It’s the first full day of summer vacation here at Fayetteville State University and the home office of The Chutry Experiment is now in full swing (which essentially means that the pot of coffee is warm, KEXP is playing in the background, and piles of unread or reread journal articles are stacked on the floor). I’m about to dive into a couple of shorter writing projects, so here are some quick links:
- Harry Tuttle has already offered his annotations of a recent interview between Chris Fujiwara and Gerald Peary, who recently directed For the Love of Movies, a documentary history of American film criticism. The depiction of a divide between traditional or print-based film criticism and its blogging, Twittering rival now seems pretty tedious to me (Karina captures that tedium rather well). Harry Knowles has been reviewing films online for about a decade now (maybe longer?), and there are a number of other online film critics who have been working for a long time, both in blogs and in print publications. Certainly the structural place of the professional film critic, supported by a major newspaper, is changing, and to Peary’s credit, he is attentive to the fact that online critics are often serving the same function that past generations of critics such as Sarris, Kael, and others did: championing the films and filmmakers they admire and getting conversations going about films and film culture.
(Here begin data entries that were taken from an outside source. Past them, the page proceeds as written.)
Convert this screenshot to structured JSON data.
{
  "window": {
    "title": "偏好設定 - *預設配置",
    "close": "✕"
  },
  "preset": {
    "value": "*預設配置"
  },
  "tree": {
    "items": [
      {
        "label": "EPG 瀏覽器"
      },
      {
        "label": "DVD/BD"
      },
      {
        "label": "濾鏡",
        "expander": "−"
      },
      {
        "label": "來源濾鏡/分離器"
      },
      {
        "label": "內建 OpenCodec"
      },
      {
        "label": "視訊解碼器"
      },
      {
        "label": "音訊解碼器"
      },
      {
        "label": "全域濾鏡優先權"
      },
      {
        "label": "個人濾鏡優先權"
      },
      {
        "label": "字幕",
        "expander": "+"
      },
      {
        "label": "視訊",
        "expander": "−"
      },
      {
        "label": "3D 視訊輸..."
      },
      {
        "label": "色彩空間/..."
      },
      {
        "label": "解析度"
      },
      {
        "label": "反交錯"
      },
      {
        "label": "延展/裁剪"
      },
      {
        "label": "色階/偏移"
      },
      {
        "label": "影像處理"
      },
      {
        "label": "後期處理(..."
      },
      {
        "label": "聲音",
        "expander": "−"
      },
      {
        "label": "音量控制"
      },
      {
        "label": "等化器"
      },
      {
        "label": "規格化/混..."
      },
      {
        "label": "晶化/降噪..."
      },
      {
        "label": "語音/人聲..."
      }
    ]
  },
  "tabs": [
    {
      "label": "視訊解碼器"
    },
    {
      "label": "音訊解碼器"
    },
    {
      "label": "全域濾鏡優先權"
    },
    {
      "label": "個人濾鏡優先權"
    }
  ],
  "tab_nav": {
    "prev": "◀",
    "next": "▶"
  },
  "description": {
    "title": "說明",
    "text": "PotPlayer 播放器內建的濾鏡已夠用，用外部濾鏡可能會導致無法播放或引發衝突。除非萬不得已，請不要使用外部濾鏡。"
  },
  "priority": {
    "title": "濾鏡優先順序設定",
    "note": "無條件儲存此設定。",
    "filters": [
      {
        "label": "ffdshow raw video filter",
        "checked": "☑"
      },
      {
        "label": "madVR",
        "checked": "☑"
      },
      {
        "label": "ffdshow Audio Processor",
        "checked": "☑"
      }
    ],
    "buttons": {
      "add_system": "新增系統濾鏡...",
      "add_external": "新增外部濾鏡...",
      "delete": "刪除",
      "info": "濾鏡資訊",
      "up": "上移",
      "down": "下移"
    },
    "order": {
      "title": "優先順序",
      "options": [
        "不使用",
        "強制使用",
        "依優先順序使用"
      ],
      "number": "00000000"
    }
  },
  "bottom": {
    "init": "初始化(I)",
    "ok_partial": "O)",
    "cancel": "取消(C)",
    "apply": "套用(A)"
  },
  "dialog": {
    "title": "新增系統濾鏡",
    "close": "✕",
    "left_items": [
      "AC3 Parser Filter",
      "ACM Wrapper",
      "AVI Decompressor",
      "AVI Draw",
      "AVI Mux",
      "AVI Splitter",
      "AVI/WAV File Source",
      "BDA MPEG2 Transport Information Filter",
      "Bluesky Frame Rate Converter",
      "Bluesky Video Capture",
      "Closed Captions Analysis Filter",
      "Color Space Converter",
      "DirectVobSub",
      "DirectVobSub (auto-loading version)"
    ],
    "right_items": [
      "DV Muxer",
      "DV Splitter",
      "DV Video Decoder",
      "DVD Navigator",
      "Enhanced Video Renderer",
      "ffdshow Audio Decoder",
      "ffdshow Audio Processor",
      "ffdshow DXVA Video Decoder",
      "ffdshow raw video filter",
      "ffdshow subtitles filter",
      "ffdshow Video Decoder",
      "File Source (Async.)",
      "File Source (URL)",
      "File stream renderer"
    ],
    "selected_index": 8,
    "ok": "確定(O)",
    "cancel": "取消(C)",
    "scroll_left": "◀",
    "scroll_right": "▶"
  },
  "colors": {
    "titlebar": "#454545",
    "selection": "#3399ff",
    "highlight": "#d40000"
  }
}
- IndieWIRE has the scoop on plans for Sally Potter’s film, Rage, to use an alternative distribution strategy, in which “Babelgum will be releasing the film as a series of episodes, timed to coincide with the film’s release in each territory.” Rage, according to the article (I haven’t seen it yet), focuses on a series of interviews conducted at a fashion show that appear to have been shot by a cameraphone, so this new hypermobile, fragmented distribution strategy makes a lot of sense, a point that David Hudson made in his February review of the film after seeing it in Berlin (IndieWIRE article also via David).
- Jessica Clark points to two articles discussing the state of journalism, one an older article by Eric Alterman characterizing Jon Stewart as a modern-day Eward R. Murrow. I don’t know whether Stewartholds the same structural place as Murrow did–Stewart’s status as an outsider to both politics and journalism offers him a slightly different rhetorical position–but through his position as a news satirist, he has been able to perform some of the most vital media criticism of the last few years. Clark also points to a recent Frank Rich column that makes a similar point. Both are good reads.